**RECORDS FOR THE TASK**
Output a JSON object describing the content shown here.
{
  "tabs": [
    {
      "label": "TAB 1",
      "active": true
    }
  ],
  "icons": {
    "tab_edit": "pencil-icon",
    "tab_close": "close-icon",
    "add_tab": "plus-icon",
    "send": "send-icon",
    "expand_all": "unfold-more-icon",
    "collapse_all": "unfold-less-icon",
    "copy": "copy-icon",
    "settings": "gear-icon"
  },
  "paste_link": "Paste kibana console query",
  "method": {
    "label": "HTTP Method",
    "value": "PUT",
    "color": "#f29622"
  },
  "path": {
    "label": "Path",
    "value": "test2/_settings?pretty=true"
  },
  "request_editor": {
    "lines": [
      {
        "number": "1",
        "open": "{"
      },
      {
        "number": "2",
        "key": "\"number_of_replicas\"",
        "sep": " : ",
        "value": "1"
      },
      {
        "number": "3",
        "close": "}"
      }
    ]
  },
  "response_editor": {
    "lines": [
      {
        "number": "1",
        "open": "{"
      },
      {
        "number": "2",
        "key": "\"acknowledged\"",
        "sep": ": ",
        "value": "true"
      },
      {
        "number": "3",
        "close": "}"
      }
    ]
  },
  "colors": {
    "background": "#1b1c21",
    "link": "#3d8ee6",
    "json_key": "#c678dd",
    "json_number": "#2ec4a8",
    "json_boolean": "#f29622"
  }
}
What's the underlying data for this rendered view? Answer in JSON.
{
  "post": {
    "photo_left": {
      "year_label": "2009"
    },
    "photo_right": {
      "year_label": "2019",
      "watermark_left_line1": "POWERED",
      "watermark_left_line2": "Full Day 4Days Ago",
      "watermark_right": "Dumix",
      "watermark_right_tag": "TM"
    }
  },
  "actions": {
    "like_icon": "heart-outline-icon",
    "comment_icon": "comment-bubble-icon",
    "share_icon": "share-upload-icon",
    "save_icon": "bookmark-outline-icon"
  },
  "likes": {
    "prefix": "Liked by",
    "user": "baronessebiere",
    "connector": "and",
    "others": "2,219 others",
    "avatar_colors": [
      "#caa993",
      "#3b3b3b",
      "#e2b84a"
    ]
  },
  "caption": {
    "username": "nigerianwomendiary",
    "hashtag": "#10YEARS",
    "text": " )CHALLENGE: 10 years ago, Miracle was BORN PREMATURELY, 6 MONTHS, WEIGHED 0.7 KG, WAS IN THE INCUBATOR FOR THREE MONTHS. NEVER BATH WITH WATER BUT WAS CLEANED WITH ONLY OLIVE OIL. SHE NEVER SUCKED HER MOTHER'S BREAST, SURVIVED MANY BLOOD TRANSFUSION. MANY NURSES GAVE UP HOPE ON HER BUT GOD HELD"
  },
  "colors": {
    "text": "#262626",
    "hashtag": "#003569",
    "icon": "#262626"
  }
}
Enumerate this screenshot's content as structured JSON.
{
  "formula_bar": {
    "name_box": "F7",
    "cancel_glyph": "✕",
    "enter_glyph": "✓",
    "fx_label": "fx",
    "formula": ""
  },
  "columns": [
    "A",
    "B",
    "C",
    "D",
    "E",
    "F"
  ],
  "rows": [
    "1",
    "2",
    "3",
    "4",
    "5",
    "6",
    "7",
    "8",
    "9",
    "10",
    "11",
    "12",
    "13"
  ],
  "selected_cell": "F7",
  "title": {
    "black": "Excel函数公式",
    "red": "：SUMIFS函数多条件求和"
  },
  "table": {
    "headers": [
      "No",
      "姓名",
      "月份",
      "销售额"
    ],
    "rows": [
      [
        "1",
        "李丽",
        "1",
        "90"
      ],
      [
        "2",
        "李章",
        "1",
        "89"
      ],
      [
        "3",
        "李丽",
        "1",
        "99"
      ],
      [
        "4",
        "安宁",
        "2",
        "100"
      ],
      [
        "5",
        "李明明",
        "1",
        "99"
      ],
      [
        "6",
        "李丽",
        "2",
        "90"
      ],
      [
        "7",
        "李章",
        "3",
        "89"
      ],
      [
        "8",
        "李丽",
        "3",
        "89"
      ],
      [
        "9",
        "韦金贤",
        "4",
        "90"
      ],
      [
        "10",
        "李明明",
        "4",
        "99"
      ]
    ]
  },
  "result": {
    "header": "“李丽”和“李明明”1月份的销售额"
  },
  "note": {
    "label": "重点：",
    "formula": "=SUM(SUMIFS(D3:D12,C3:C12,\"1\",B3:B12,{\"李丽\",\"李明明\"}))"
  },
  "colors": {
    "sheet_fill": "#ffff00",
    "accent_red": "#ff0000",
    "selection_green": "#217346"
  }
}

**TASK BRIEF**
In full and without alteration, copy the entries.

**OUTPUT BELOW**
Output a JSON object describing the content shown here.
{
  "tabs": [
    {
      "label": "TAB 1",
      "active": true
    }
  ],
  "icons": {
    "tab_edit": "pencil-icon",
    "tab_close": "close-icon",
    "add_tab": "plus-icon",
    "send": "send-icon",
    "expand_all": "unfold-more-icon",
    "collapse_all": "unfold-less-icon",
    "copy": "copy-icon",
    "settings": "gear-icon"
  },
  "paste_link": "Paste kibana console query",
  "method": {
    "label": "HTTP Method",
    "value": "PUT",
    "color": "#f29622"
  },
  "path": {
    "label": "Path",
    "value": "test2/_settings?pretty=true"
  },
  "request_editor": {
    "lines": [
      {
        "number": "1",
        "open": "{"
      },
      {
        "number": "2",
        "key": "\"number_of_replicas\"",
        "sep": " : ",
        "value": "1"
      },
      {
        "number": "3",
        "close": "}"
      }
    ]
  },
  "response_editor": {
    "lines": [
      {
        "number": "1",
        "open": "{"
      },
      {
        "number": "2",
        "key": "\"acknowledged\"",
        "sep": ": ",
        "value": "true"
      },
      {
        "number": "3",
        "close": "}"
      }
    ]
  },
  "colors": {
    "background": "#1b1c21",
    "link": "#3d8ee6",
    "json_key": "#c678dd",
    "json_number": "#2ec4a8",
    "json_boolean": "#f29622"
  }
}
What's the underlying data for this rendered view? Answer in JSON.
{
  "post": {
    "photo_left": {
      "year_label": "2009"
    },
    "photo_right": {
      "year_label": "2019",
      "watermark_left_line1": "POWERED",
      "watermark_left_line2": "Full Day 4Days Ago",
      "watermark_right": "Dumix",
      "watermark_right_tag": "TM"
    }
  },
  "actions": {
    "like_icon": "heart-outline-icon",
    "comment_icon": "comment-bubble-icon",
    "share_icon": "share-upload-icon",
    "save_icon": "bookmark-outline-icon"
  },
  "likes": {
    "prefix": "Liked by",
    "user": "baronessebiere",
    "connector": "and",
    "others": "2,219 others",
    "avatar_colors": [
      "#caa993",
      "#3b3b3b",
      "#e2b84a"
    ]
  },
  "caption": {
    "username": "nigerianwomendiary",
    "hashtag": "#10YEARS",
    "text": " )CHALLENGE: 10 years ago, Miracle was BORN PREMATURELY, 6 MONTHS, WEIGHED 0.7 KG, WAS IN THE INCUBATOR FOR THREE MONTHS. NEVER BATH WITH WATER BUT WAS CLEANED WITH ONLY OLIVE OIL. SHE NEVER SUCKED HER MOTHER'S BREAST, SURVIVED MANY BLOOD TRANSFUSION. MANY NURSES GAVE UP HOPE ON HER BUT GOD HELD"
  },
  "colors": {
    "text": "#262626",
    "hashtag": "#003569",
    "icon": "#262626"
  }
}
Enumerate this screenshot's content as structured JSON.
{
  "formula_bar": {
    "name_box": "F7",
    "cancel_glyph": "✕",
    "enter_glyph": "✓",
    "fx_label": "fx",
    "formula": ""
  },
  "columns": [
    "A",
    "B",
    "C",
    "D",
    "E",
    "F"
  ],
  "rows": [
    "1",
    "2",
    "3",
    "4",
    "5",
    "6",
    "7",
    "8",
    "9",
    "10",
    "11",
    "12",
    "13"
  ],
  "selected_cell": "F7",
  "title": {
    "black": "Excel函数公式",
    "red": "：SUMIFS函数多条件求和"
  },
  "table": {
    "headers": [
      "No",
      "姓名",
      "月份",
      "销售额"
    ],
    "rows": [
      [
        "1",
        "李丽",
        "1",
        "90"
      ],
      [
        "2",
        "李章",
        "1",
        "89"
      ],
      [
        "3",
        "李丽",
        "1",
        "99"
      ],
      [
        "4",
        "安宁",
        "2",
        "100"
      ],
      [
        "5",
        "李明明",
        "1",
        "99"
      ],
      [
        "6",
        "李丽",
        "2",
        "90"
      ],
      [
        "7",
        "李章",
        "3",
        "89"
      ],
      [
        "8",
        "李丽",
        "3",
        "89"
      ],
      [
        "9",
        "韦金贤",
        "4",
        "90"
      ],
      [
        "10",
        "李明明",
        "4",
        "99"
      ]
    ]
  },
  "result": {
    "header": "“李丽”和“李明明”1月份的销售额"
  },
  "note": {
    "label": "重点：",
    "formula": "=SUM(SUMIFS(D3:D12,C3:C12,\"1\",B3:B12,{\"李丽\",\"李明明\"}))"
  },
  "colors": {
    "sheet_fill": "#ffff00",
    "accent_red": "#ff0000",
    "selection_green": "#217346"
  }
}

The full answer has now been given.